Wayward maiden

On a stormy summer’s night, an anvil adorned behemoth loomed. Its intent inscrutable, its machinations mystifying, it swallowed up the sky.

After a pregnant pause, the behemoth bellowed,

“You! See my anger!”

The landscape flickered.

“You! Feel my fury!”

Innumerable jagged columns of light shot down and exploded. Condensation overflowed and spilled out below.

A wayward young maiden called out,

“No!”

She squeezed her rain soaked dress dry and continued on her way. The uneasy quietude of her mindless meandering that had so far entranced her was then interrupted by a thought:

“I mustn’t indulge the voices.”

And then it was again interrupted, this time by a freshly formed puddle blocking her path. She let out a resigned sigh and took up seat before it. Looking down, she saw her reflection. But it did not stare back. Instead, the downpour distorted her dour doppelgänger’s visage. She stared at it perplexedly as its gaze ticked and tocked to and fro, its blank expression warping into tortured contortions trading turns with ghoulish grins.

Exasperated, she asked herself,

“Must these summer torrents bring me so much torment?”

Just as she tried to look away, the distorted doppelgänger’s lips mouthed,

“You! See your anger! Feel your fury!”

She stood up. With rain running down her face forming tears she herself could not shed, she lifted her boot and ran, trampling the puddle underfoot.

“No!”

She ran and ran, trying tirelessly to outrun the rain. And as soon as freedom felt within reach, a windy whisper ran up her cheek and wormed its way into her ear:

“You! Hear our anger! Feel our fury!”

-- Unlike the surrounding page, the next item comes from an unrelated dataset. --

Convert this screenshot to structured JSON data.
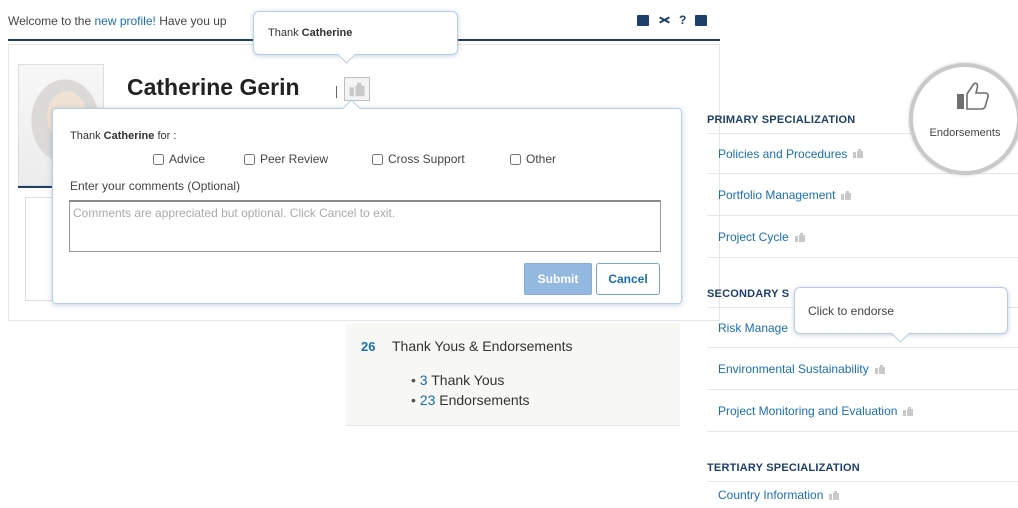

The wayward young maiden covered her ears and dropped to her knees.

“No!

“I mustn’t indulge the voices!”

Just then, the clouds parted.